Hey Chuck – A couple of issues
First of all, The Shoup model has three parts, letting the free market set rates is one only. The parts are:
1. Free market sets rates
2. Money generated is returned in a tangible form to the neighborhoods where it came from
3. Parking requirements are removed.
Now you don't have to read the book.
In Pasadena, the money that businesses paid didn't nearly cover the costs of the structures…. If you go there now, you will pay to park in the structures, but not as much as on street. That is how it should be, the most convenient parking should be more expensive than the less convenient. The problem with "free" parking is that the employees of the businesses take it and there is no room for customers. Sorry, it happens everywhere.
One of the things that would help and would provide parking structures would be that if the on street parking was charged at a rate to keep 15% open, the money generated could assist in the building of garages. Also, the free market would be incentivized to build the garages and not stick the taxpayers with the bill. Why should I build something and have to charge for it, when the city is giving it away across the street.) You talk about fair, but you want all the people who don't own cars to pay for the people who do. Pay for the parking, the structures, and everything. That makes no sense to me at all. As for roads, most of them are paid through gasoline taxes, like a use tax — that makes sense. Toll roads make sense, too – after all, people who use them pay for them, those that elect not to, have alternatives.
Shoup does NOT say that parking fees should be raised. He simply says that they should be set by the marketplace. They should change hourly, daily, weekly as the demand changes. As for 3rd and Melrose – there are hundreds if not thousands of spaces just a few feet away in the nearby neighborhoods. Of course the property owners don't want parkers there. I wonder if they would be motivated if people paid to park in front of their houses and the money was returned to them in the form of lower property taxes. If the space in front of my house generated even $20 a week, that's a grand a year – and if that grand were shown on my taxes as a "minus" don't you think I would be more inclined not to worry too much about the folks parking there? After all the enforcement folks driving around would also add security.
A fellow in New York has suggested that those placards that folks in the neighborhood parking restriction areas be transferrable. If I want, I can sell my permit to whomever I choose. I would find an employee or store owner and sell them the permit. They could then park in my neighborhood and take the stress off the parking be the stores.

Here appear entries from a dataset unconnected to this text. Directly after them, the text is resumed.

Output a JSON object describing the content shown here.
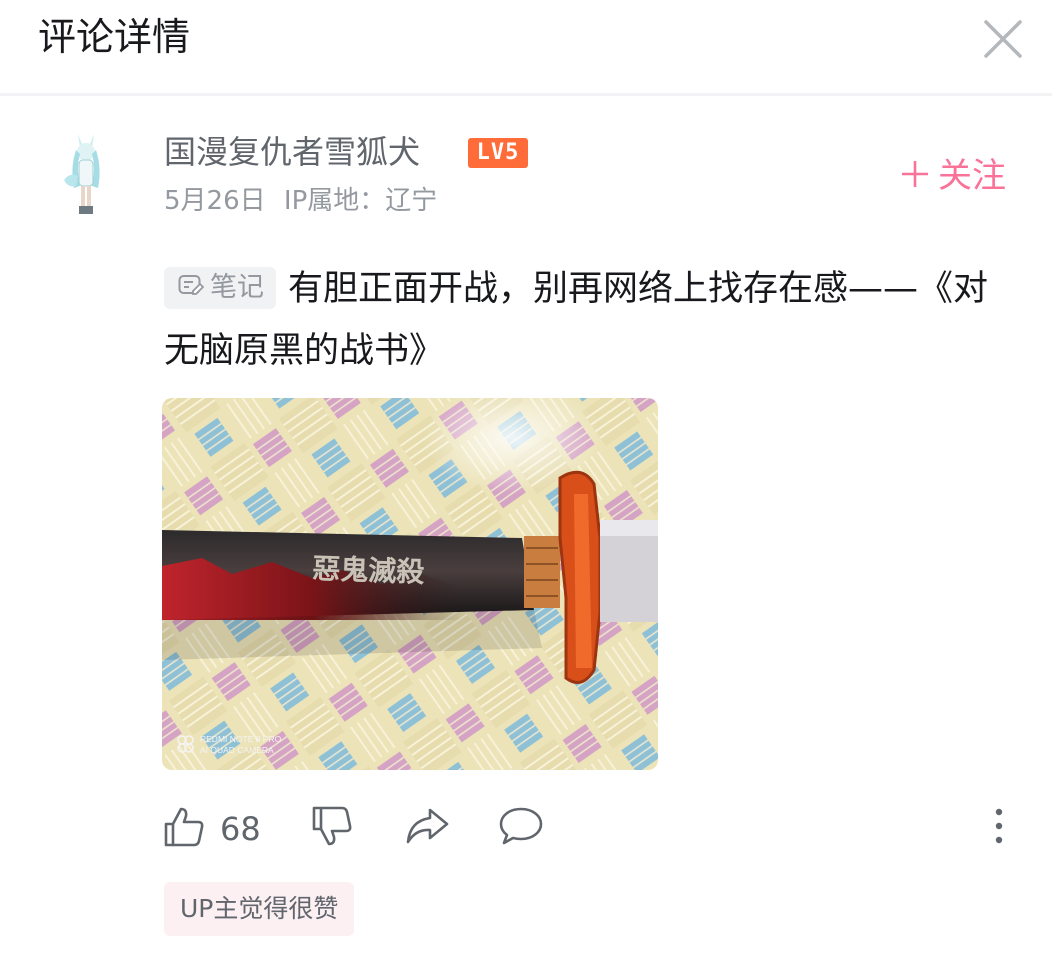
{
  "header": {
    "title": "评论详情"
  },
  "author": {
    "name": "国漫复仇者雪狐犬",
    "level": "LV5",
    "date": "5月26日",
    "ip_location": "IP属地：辽宁",
    "follow_label": "关注"
  },
  "comment": {
    "tag": "笔记",
    "text": "有胆正面开战，别再网络上找存在感——《对无脑原黑的战书》"
  },
  "photo": {
    "blade_text": "惡鬼滅殺",
    "watermark_line1": "REDMI NOTE 8 PRO",
    "watermark_line2": "AI QUAD CAMERA"
  },
  "actions": {
    "like_count": "68"
  },
  "up_badge": "UP主觉得很赞",
  "colors": {
    "accent_pink": "#fb7299",
    "level_orange": "#ff6c3a",
    "muted_text": "#9499a0"
  }
}
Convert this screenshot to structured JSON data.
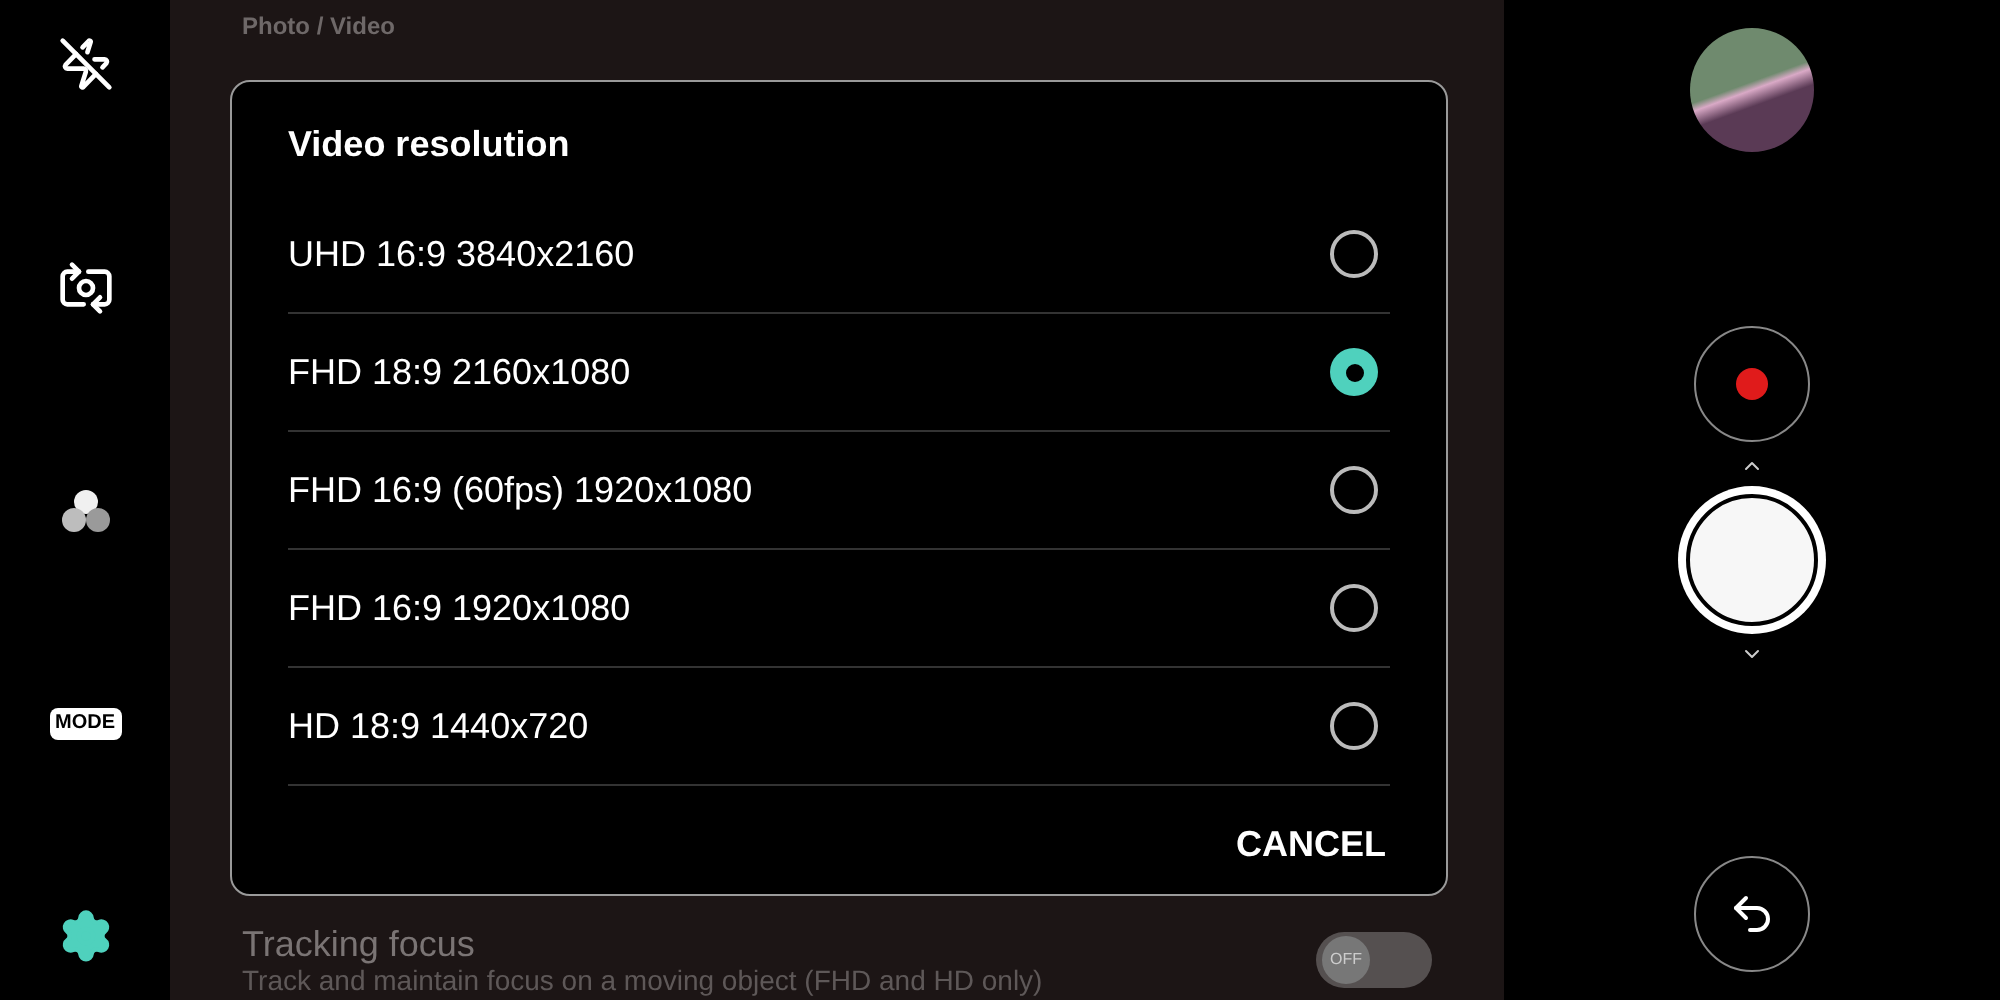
{
  "left_toolbar": {
    "mode_label": "MODE"
  },
  "settings": {
    "section": "Photo / Video",
    "bottom_item": {
      "title": "Tracking focus",
      "description": "Track and maintain focus on a moving object (FHD and HD only)",
      "toggle": {
        "on": false,
        "label": "OFF"
      }
    }
  },
  "dialog": {
    "title": "Video resolution",
    "options": [
      {
        "label": "UHD 16:9 3840x2160",
        "selected": false
      },
      {
        "label": "FHD 18:9 2160x1080",
        "selected": true
      },
      {
        "label": "FHD 16:9 (60fps) 1920x1080",
        "selected": false
      },
      {
        "label": "FHD 16:9 1920x1080",
        "selected": false
      },
      {
        "label": "HD 18:9 1440x720",
        "selected": false
      }
    ],
    "cancel": "CANCEL"
  }
}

See there are many solutions. However one must be creative.
It's the city that's raising the parking fees and not taking anything into consideration (like time of day, day of week, etc). There is plenty of room Tuesday morning on 3rd. Why charge $4 a hour. But on Friday and Saturday night. Raise the rates.

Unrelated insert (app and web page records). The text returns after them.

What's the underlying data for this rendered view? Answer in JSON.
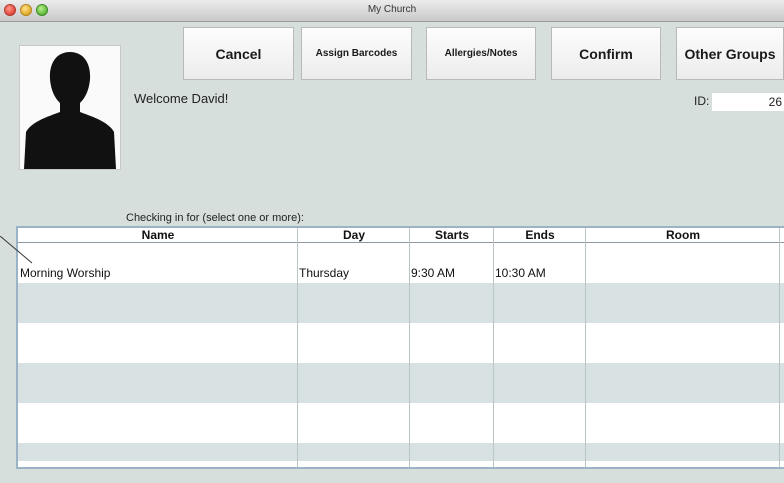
{
  "window": {
    "title": "My Church"
  },
  "toolbar": {
    "cancel": "Cancel",
    "assign_barcodes": "Assign Barcodes",
    "allergies_notes": "Allergies/Notes",
    "confirm": "Confirm",
    "other_groups": "Other Groups"
  },
  "welcome": "Welcome David!",
  "id": {
    "label": "ID:",
    "value": "26"
  },
  "list_label": "Checking in for (select one or more):",
  "table": {
    "columns": [
      "Name",
      "Day",
      "Starts",
      "Ends",
      "Room"
    ],
    "rows": [
      {
        "name": "Morning Worship",
        "day": "Thursday",
        "starts": "9:30 AM",
        "ends": "10:30 AM",
        "room": ""
      }
    ]
  }
}
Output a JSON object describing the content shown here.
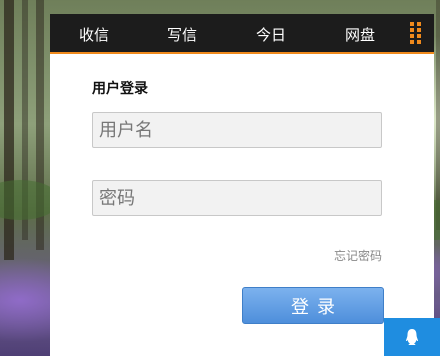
{
  "nav": {
    "items": [
      {
        "label": "收信"
      },
      {
        "label": "写信"
      },
      {
        "label": "今日"
      },
      {
        "label": "网盘"
      }
    ],
    "menu_icon": "grid-dots-icon",
    "accent_color": "#f08a1c"
  },
  "login": {
    "title": "用户登录",
    "username_placeholder": "用户名",
    "password_placeholder": "密码",
    "forgot_label": "忘记密码",
    "submit_label": "登录"
  },
  "chat": {
    "icon": "qq-penguin-icon",
    "color": "#1f8de0"
  }
}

Right now on Third there is a building with what looks like 75 parking spaces on its roof (Across from Toast). Its unoccupied. They should open the parking, charge whatever, and take pressure off the street. But…

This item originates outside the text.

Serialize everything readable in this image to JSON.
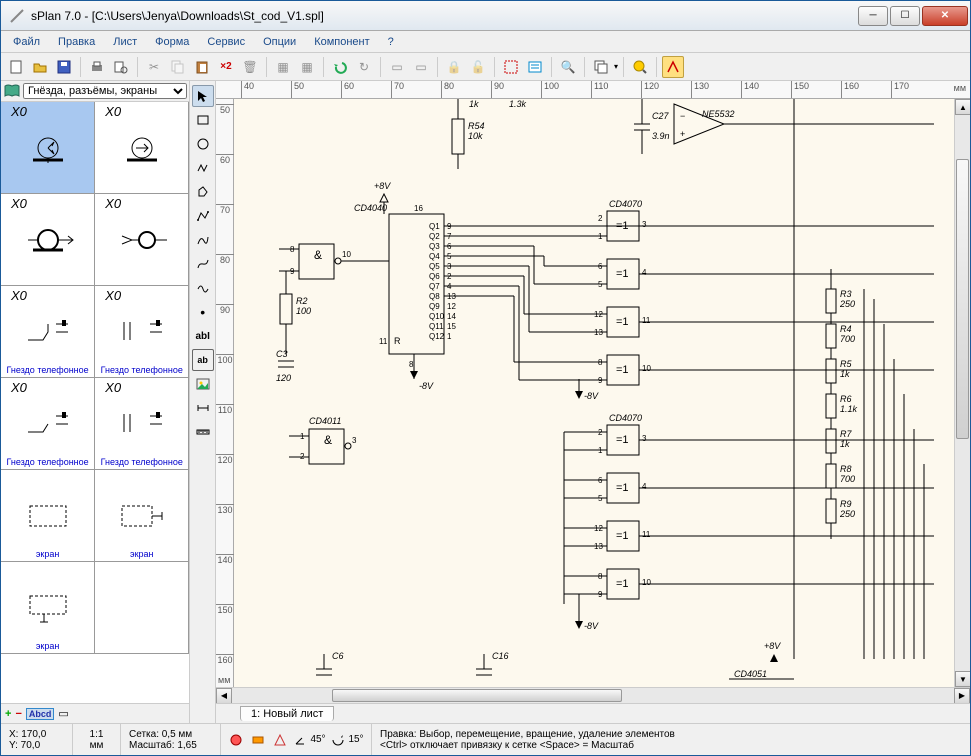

There are also many spaces behind all the stores and restaurants (alley). Many are unused.
The last thing one wants, I think, is to have the government come in and try to "solve" the problem. No one has been able to show me where government involvement has solved any problem, anywhere.
You seem to have a hair up your nose about the "rich." I have a Hair up my nose about the "poor." That stats I see show that virtually all homes in the US have electricity, phones, TV, most have air conditioning, hot water, and virtually all so called "poor" own a car. They are also extremely well fed, to the point of being overweight. Not that are they comfortable, clipping coupons. NO of course not, but when one says "poor" you think of dirt streets, no plumbing, going through dumpsters. Those aren't the poor who are trying to find a parking space on Melrose.
All the best